The arrival of “21 Bridges,” the new film starring Black Panther Chadwick Boseman, is one of many movies that exist in a bizarre multiverse:
It was shot mostly in one city, while it’s completely set in another.
The film, which opens Nov. 22, had a months-long shoot in Philadelphia last fall but is set in New York. The characters have heavy New York accents, and the plot very much centers on such New York institutions as the NYPD and the city’s titular bridges.
Directed by Brian Kirk and produced by the “Avengers: Endgame” team of Anthony and Joe Russo, “21 Bridges” does a better job than most of faking the city it’s in. It substitutes Philadelphia’s Chinatown for New York’s, subs in Philly alleys for Manhattan ones and, in one scene, films in Ridley Township to sub for a cop’s house that’s supposed to be somewhere in the outer boroughs. Kirk, who has directed episodes of “Game of Thrones,” has the logistical chops to make Philly appear like New York.
The movie itself is an entertaining, watchable police procedural that has both echoes of Sidney Lumet’s ‘70s New York cop thrillers, and modern-day resonance about both police brutality and Blue Lives Matter ideology. It’s got an outstanding hook: several cops are murdered in a botched drug deal, the suspects are somewhere in Manhattan, and with the city locked down, it’s up to a police detective (Boseman) – one with a long record of shooting suspects – to bring the killers in by sunrise.
Because the film is set over the course of a single night, with most of it taking place after dark, it’s easier to make streets look like any other city. The production also did some shooting in New York, which entailed capturing seemingly endless skyline establishing shots, plus an extended sequence in and around Grand Central Terminal.
The ruse is kept up for most of the film’s running time – with the exception of a chase scene, near the end – through what we’re told is New York’s Meatpacking District but is obviously Center City Philadelphia, including a trip on a subway train that’s much more SEPTA than MTA. Even a couple of real Philly restaurants are in plain view, like DanDan (on 16th and Chestnut) and Ocean Prime (about a block away on 15th and Sansom). It’s a minor surprise that NYPD Pizza, a New York Police Department-themed pizzeria that for some reason is located on 11th and Walnut in Philadelphia, doesn’t appear as a location.
Know that “21 Bridges” isn’t an anomaly, in recent years there’s been a lot of this sort of thing.
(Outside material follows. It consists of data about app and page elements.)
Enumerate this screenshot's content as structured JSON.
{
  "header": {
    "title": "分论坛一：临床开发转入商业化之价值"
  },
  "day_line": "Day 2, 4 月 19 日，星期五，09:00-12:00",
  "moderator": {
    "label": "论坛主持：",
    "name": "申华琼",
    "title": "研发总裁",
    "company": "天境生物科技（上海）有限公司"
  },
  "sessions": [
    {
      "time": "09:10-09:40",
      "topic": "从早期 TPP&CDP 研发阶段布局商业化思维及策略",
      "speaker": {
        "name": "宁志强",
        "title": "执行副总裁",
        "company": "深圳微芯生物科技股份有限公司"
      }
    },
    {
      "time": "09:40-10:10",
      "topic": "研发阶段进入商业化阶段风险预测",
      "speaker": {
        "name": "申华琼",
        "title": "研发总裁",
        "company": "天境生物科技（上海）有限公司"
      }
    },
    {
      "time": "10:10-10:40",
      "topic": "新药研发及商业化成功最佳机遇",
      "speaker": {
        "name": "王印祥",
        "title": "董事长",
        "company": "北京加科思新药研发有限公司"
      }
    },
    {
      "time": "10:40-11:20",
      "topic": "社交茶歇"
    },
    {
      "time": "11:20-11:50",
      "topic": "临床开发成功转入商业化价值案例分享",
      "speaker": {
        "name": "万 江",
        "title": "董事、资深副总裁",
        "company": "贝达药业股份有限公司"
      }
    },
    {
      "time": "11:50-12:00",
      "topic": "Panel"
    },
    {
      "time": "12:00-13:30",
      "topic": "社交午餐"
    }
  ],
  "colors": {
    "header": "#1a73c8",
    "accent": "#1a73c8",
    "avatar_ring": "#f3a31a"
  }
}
“The Upside,” with Kevin Hart and Bryan Cranston, was a big hit when it came out earlier this year. It was the first feature film Hart ever shot in his hometown, although it was set in New York. I had assumed that the film shot its interiors and exteriors in New York, but I’m told it expertly faked some outdoor Philly locations.
The superhero movie “Shazam,” earlier this year, went the other way. It was set in Philadelphia, but shot locally only for a couple of days, with most of the shoot taking place in Canada. The movie included both the Art Museum steps and much of the Philly skyline, but there were some goofs – it sets a major set piece at the nonexistent “Chilladlephia Winter Carnival,” and a convenience store scene included not a TastyKake or bag of Herr’s in sight.
You may remember the 2010 film “How Do You Know,” a bizarre romantic comedy flop starring Reese Witherspoon, Owen Wilson and Paul Rudd, that shot throughout Center City for several months the year before. That film was attempting to pass off Philly as Washington, D.C., but wasn’t fooling anyone for most of its running time, including recognizable street corners on Chestnut Street throughout.
“Does it matter if these films are actually set in Philly? I don’t know that it does, so long as they do what movies are supposed to — keep up the illusion.”
Meanwhile, “Gosnell,” the movie from last year about the notorious West Philly abortion doctor Kermit Gosnell, was shot in Oklahoma and made not even a cursory attempt to make its locations resemble Philadelphia.
Due in part to the efforts of Sharon Pinkenson and her team at the Greater Philadelphia Film Office, movie and TV productions have been coming to Philadelphia in the last couple of years, as anyone who’s run into Jason Segel or Andre 3000 lately can attest; J.K. Simmons also popped up everywhere around town while “21 Bridges” was filming.
Tack on the new M. Night Shyamalan-produced Apple TV+ series “Servant,” which is loaded with local references, set to arrive later this month.
Does it matter if these films are actually set in Philly? I don’t know that it does, so long as they do what movies are supposed to:
Keep up the illusion.